Violent thoughts or images concerning self or others – Because this is a potentially dangerous sign, we do need to be sure that a teen is not actually suicidal or homicidal, clinically depressed or psychotic. That being said, many teens with OCD have what we call Harm OCD, or Bad Thoughts OCD or Pure O. They experience repetitive and intrusive thoughts and/or images that are very disturbing to them. Unlike ordinary worries or ideas, these obsessions don’t pass, and they are not generally realistic, and they are experienced as horrible and undesirable. People with harm OCD often worry that they may snap and impulsively act out their horrible thoughts, but this is highly unlikely. They worry that they may hurt someone, often a loved one or someone vulnerable such as child. They worry that they may be sociopaths or sexual deviants, or that they may be suicidal, and so their compulsions are elaborately designed to check on those concerns and to prevent acting on the thoughts. Compulsions can include, avoiding, counting, tapping, checking, praying or mentally reviewing their thoughts among other behaviors. It is important to fully assess for Harm OCD because the treatment would be very different than the treatment for a depressed teen who is actually suicidal.

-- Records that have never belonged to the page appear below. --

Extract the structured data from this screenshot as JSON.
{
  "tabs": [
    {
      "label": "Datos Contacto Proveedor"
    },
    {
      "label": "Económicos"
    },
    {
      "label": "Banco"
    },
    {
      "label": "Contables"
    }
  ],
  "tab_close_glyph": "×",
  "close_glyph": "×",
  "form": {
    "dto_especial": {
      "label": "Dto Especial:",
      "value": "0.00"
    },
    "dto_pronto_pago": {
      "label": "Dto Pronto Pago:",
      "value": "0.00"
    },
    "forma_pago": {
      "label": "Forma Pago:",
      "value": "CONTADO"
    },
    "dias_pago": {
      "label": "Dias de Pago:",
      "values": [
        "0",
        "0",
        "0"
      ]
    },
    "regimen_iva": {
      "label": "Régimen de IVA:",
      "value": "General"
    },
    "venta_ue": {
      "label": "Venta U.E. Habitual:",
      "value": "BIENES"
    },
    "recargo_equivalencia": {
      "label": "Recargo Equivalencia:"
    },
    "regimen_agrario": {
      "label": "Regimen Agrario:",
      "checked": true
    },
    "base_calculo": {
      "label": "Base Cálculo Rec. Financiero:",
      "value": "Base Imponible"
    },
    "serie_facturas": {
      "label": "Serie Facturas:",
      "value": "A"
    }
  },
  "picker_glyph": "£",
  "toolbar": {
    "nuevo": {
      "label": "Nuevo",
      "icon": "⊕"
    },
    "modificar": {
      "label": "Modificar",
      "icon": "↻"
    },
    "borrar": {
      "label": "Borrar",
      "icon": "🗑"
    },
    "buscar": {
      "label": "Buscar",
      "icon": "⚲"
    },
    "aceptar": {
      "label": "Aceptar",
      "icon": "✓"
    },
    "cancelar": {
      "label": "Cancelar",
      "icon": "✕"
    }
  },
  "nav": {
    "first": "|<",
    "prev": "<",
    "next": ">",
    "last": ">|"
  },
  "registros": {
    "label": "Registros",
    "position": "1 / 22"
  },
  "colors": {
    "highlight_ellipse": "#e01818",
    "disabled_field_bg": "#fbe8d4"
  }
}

Questioning – To look for reassurance is a completely natural human inclination. But these basic human tendencies can become overly active or out of control. Its pretty typical for small children to ask the same questions any number of times. “Are we there yet?” is a typical example. As parents, we become inured to this sort of thing very easily. It is survival. So it is easy for the questions to slowly creep up in number until it crosses the threshold of awareness and we think “Enough!” You’ve just asked me that 20 times. I’ve given you the same answer every time. For most kids, this is enough. But the child or teen with OCD can’t stop.
Reassurance Seeking – Another version of this is reassurance seeking. This compulsion involves asking family members and friends for reassurance that some feared event is not going to happen. Again, we all do this occasionally but with OCD it is a compulsion that is designed to relieve an intensely difficult thought feeling or concern. And it is very rarely stops on its own.
Confessing – A third version of this verbal repetition compulsion is confession. People are always relieved when they tell the truth. Even criminals hooked up to lie detectors show a clear relaxation in their vital signs once they confess even if it means they are going to prison. It works at church, and can be healing in a relationship. However, because it works to relieve anxiety, confession can also become a compulsion. In fact, there is such a thing as moral scrupulosity, in which people are unable to tell lies without experiencing incredible emotional pain. Sound like something you wish your teens suffered from? Guess again. The fear of having possibly hidden some truth or having forgotten a detail can leave a person wracked by guilt and feeling constantly ashamed.
These are not definite indicators that your child has OCD. If you are concerned about your child you should seek an evaluation by a trained professional. This information is intended only as a guideline